"Such was roughly the pattern of a first half in which the Australians had most of the game, yet found themselves a try to the bad. Their backs saw plenty of the ball, with main responsibility at the lineout resting with the hefty and agile Shehadie, and Hughes also playing his part. Yet it was run, run, almost for the sake of running, and with all their speed and liveliness this undoubtedly derives from the Australians' own kicking laws. Newport soon settled to such a state of affairs, and under the shrewd generalship of Thomas took appropriate counter-action."
"Scrivens and Davidge were off wounded for short periods, but still the Australians could not use the advantage that their forwards were giving them, and at length Newport worked themselves well into the visitors' half. Here Meredith got the ball in the loose, feinted for an immediate pass, but instead drew upon himself the attentions of four Australians. Somehow he managed to slip the ball to the giant Ford, whose bullocking run immobilized three more Australians before Thomas came up for his pass and sent Hurrell through a now grievously tangled defence for a try which was quickly conceived and thoroughly deserved."
"At the start of the second half Newport played like a team which had toppled Cambridge off their pedestal a week before. The ball ran more to Burnett's wing than to Jones's, but in his long and illustrious career he has become used to this. Burnett put in two runs and cross-kicks, and after the second Newport heeled against the head in the Australians' 25. Thomas was held up, but got in a pass to Jenkins, who threw himself over for a try which Morgan converted."
"Rushes by the Australian pack brought relief for a few minutes, but once again Newport got down to it, and Phelp's speed and covering were several times invaluable before Morgan, whose display was a splendid one in every way, fielded a miskick and dropped a goal from 40 yards out."

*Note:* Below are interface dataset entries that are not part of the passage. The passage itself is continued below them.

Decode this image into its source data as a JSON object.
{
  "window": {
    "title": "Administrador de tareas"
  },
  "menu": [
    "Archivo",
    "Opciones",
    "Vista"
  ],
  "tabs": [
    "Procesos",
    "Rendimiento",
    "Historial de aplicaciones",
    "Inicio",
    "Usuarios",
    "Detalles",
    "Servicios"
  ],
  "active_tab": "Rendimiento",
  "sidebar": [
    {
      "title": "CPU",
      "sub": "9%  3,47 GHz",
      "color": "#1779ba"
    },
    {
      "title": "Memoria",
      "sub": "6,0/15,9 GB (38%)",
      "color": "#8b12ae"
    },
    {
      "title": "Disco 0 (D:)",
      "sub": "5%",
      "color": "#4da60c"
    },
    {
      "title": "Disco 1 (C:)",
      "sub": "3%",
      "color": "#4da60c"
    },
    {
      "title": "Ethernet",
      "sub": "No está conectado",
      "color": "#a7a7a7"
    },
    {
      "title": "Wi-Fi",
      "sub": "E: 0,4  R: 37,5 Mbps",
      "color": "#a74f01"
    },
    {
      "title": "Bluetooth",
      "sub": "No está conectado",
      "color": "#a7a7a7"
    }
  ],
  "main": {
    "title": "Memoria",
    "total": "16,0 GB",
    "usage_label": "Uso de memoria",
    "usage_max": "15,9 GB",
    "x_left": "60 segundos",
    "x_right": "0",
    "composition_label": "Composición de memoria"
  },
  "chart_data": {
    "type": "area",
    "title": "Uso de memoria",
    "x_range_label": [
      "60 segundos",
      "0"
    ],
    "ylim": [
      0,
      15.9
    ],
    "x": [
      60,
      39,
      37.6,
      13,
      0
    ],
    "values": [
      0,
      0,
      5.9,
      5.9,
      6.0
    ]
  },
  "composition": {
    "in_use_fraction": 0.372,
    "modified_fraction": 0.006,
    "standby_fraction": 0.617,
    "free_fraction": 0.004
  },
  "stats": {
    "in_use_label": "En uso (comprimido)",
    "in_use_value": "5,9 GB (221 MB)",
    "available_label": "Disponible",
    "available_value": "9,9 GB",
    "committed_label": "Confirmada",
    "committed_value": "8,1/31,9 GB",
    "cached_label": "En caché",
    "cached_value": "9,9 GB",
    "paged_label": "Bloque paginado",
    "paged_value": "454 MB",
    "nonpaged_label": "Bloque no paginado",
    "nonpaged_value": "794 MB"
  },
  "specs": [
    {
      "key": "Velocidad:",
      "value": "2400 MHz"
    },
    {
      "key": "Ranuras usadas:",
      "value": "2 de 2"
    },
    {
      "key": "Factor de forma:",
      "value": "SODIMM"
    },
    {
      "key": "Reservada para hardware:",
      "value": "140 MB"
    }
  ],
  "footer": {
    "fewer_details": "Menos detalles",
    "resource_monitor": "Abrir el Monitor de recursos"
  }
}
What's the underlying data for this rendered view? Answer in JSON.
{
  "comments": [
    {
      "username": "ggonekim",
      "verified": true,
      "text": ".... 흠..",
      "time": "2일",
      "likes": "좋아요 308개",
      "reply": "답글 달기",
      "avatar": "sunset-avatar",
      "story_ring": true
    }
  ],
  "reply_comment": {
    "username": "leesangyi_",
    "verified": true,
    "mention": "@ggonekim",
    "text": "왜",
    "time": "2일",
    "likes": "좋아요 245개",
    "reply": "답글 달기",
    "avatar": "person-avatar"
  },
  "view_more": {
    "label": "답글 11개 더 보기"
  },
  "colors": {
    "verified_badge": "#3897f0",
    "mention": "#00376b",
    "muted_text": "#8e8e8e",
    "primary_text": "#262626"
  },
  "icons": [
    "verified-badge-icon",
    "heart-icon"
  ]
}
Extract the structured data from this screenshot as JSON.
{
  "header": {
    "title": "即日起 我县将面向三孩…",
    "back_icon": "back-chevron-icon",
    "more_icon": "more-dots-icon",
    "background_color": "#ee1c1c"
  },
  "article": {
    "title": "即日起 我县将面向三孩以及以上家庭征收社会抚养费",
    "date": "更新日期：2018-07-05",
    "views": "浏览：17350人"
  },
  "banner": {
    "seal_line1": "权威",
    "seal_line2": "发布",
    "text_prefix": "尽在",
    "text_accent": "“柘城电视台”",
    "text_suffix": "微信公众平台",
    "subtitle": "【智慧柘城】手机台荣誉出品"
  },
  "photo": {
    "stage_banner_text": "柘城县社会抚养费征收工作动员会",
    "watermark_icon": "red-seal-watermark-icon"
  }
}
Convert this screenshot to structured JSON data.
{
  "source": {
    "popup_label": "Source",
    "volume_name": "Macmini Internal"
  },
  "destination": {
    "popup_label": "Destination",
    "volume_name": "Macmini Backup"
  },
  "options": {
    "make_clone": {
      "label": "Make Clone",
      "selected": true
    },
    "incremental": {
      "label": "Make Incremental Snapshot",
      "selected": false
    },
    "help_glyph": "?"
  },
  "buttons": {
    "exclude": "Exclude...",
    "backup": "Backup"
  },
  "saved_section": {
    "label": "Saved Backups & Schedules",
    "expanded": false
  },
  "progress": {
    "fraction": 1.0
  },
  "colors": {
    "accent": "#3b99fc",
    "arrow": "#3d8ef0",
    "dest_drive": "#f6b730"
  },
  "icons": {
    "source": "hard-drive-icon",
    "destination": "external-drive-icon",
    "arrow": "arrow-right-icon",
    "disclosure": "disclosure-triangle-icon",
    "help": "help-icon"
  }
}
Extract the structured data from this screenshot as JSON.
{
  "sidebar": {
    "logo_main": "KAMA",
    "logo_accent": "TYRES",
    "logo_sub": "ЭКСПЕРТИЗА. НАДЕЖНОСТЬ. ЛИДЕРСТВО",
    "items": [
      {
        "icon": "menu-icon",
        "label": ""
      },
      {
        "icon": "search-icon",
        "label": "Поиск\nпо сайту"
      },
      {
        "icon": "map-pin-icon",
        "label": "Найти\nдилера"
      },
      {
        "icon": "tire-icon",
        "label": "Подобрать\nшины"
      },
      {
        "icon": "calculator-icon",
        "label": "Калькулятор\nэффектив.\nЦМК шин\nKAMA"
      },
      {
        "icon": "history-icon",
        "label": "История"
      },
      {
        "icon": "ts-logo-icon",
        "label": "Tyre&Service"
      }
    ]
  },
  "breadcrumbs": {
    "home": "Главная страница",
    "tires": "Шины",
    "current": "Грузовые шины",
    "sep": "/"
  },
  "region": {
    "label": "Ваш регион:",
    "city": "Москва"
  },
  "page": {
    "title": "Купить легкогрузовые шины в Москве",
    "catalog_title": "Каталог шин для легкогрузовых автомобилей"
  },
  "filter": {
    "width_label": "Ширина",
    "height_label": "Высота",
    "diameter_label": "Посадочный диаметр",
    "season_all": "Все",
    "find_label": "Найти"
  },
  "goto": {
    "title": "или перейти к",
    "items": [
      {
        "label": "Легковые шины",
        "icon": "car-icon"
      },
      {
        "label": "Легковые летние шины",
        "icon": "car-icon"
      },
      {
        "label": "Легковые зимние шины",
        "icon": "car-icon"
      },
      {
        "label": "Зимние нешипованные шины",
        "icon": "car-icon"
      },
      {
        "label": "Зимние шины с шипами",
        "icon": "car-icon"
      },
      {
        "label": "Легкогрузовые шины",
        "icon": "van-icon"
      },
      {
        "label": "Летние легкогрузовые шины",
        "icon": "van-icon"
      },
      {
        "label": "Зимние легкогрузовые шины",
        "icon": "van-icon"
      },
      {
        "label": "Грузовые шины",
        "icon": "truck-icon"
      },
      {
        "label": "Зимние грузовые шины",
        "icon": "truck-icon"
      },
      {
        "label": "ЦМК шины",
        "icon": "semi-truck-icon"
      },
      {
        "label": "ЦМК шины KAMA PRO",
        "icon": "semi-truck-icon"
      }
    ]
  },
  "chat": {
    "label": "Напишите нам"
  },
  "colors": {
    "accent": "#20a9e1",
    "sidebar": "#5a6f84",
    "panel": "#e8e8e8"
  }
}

"In such adversity the Australians showed their real spirit. Indeed, in their determination to justify themselves they appeared to try almost too hard, with consequent untidiness. They were up against a defence unwavering in its concentration, and the Newport pack found enough to hold their rampaging forwards, from whom Hughes had to be withdrawn when White was reduced to a hobble by a leg injury. Once Phelps was stopped at the very corner flag, another time Newport just got a thankful touch-down from a fleet follow up, and twice it at least looked from the stand that they might perhaps have been awarded penalties for not playing the ball. But at this stage these would not have been of any use. It was a storming, great hearted effort, but it lacked that touch of polish needed to outwit a defence sitting on a hard won lead."
"NEWPORT ? N. Morgan; K. J. Jones, B. Jones, J. Hurrell, R. Burnett; M. C. Thomas, B. Scrivens; B. V. Meredith, J. Phillips, D. Greenslade, I. Ford, G. Davidge, B. Cresswell, L. H. Jenkins (captain), G. Whitson."
"AUSTRALIANS ? T. Curley; A. R. Motton, G. D. Bailey, S. W. White, R. Phelps; A. Summons, D. Logan; R. A. L. Davidson (captain), J. V. Brown, N. Shehadie, A. S. Cameron, K. J. Ryan, K. Yanz, N. M. Hughes, P. Fenwicke."
"REFEREE ? G. Walters (Gowerton)"